In my very first blog I wrote about the basic, basic differences between a producer and an engineer. The conclusion was that a producer is the ''project manager'' who is in charge of process & creative direction and the engineer captures the creative vision using a variety of techniques and equipment. One has an overall vision, a sonic ''colour pallet'' and the other envisions the 'numbers'/limits/mechanics/theory (Like the matrix code!). So what is expected of a producer? What exactly goes into the colour pallet?! Here's my basic breakdown;
1) Helping direct the journey of the song - This is often overlooked by those new to production and is even more often rejected by younger, newer bands who have no real expectations of production processes. This means that although your song may be very good, it can be better and they should help you get there without getting directly involved in the writing process. Around a month or so ago a very talented acoustic artist came to me with approximately 60-70% of a song. His budget wasn't huge and he couldn't afford a full pre-production session but from what I had already heard I knew instantly what could be done to make it better. To make it THE final take. We sat down, divided the song into individual sections and began re-arranging and re-writing it. My first point was that there wasn't really a chorus, what he already had as a chorus felt like a pre-chorus, the part that helped deliver the big lift. I helped guide him into a new chordal transition and told him to separate the root of the instrumental and the root of the vocal. We have lift off! Long story short - after a 2 hour sit down he went home, re-wrote the song and came back on the day of the session with a fantastically arranged song. We sat down for a further half an hour before we began recording and it was sounding fantastic!
My advice here would be that if you're offered a pre-production session and that you can afford it, take it! If you're not offered one then a red ''warning'' flag should appear in your head...
2) Deciding on 'the sound' - This one gets just as personal as the last and it's a collaborative effort between the artist, the producer AND the engineer. Well, it can be a collaborative effort or it can be more of a stand off! As a guitarist you may love the sound of your vintage Gibson being ran through a vintage Marshall 100w head, it might even be more about the feel of it! But the producer may think that a different combination will help you achieve your end goal a bit better. An AC30, a Fender Bassman or a combination of the 2?! The engineer is there to capture that sound but may also have a slightly better alternative when thinking about the relationship of the guitar sound and the mix. Who wins? Well that depends on the situation and what is deemed most important at the time. On Pearl Jam's song 'Even Flow', Mike McReady's guitar sound was the combination of an MD421 on a Marshall and an SM57 on a Fender Bassman, printed to tape via a Neve 8048 console. Was this his live rig? Not exactly.
3) Managing the band and managing the process - The producer tells you to take a break? Take it. The producer offers an alternative way of working? Try it. The producer wants you to warm your vocals up a particular way? Go for it (no this doesn't make you a wimp). The producer tells your to do 10 press-ups and run down the corridor twice and jump straight into a vocal take?! DO IT! There may be a method to the madness...

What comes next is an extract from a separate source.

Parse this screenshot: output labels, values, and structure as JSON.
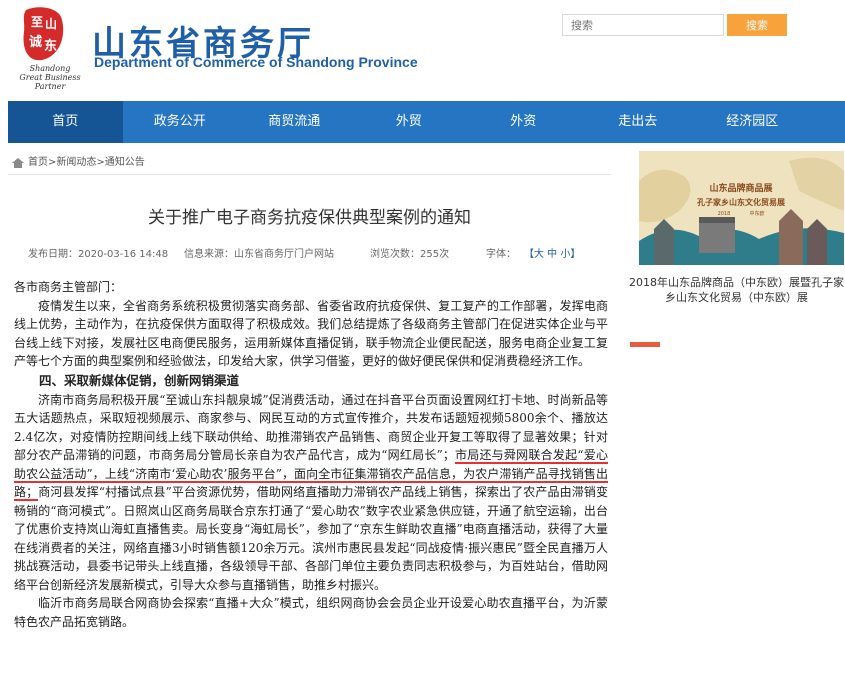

Here's a video of Butch Vig describing his difficulties with getting the takes he needed for Nirvana's ''Smells Like Teen Spirit'';
4) Get to know one another - The better the relationship, the easier the work will be. Ask to visit the studio every now and again (if the producer hasn't already invited you), chat over messenger, share songs! Whatever it is, break down those barriers before the session begins and make a new friend. Sometimes this isn't always possible as people lead busy lives but the technology is there to at least make contact once in a while. I believe this is the first thing a producer will aim to do, consciously knowing or not.
Basically, it's the producer's job to get the best out of you. Have an open mind, respect each others processes and the results will speak for themselves. We're all dealing with people, a subtle interaction goes a long way - and that goes for artists when dealing with producers. Have your demands too! But if all you want is a button pusher... then so be it!
Let me know what you think!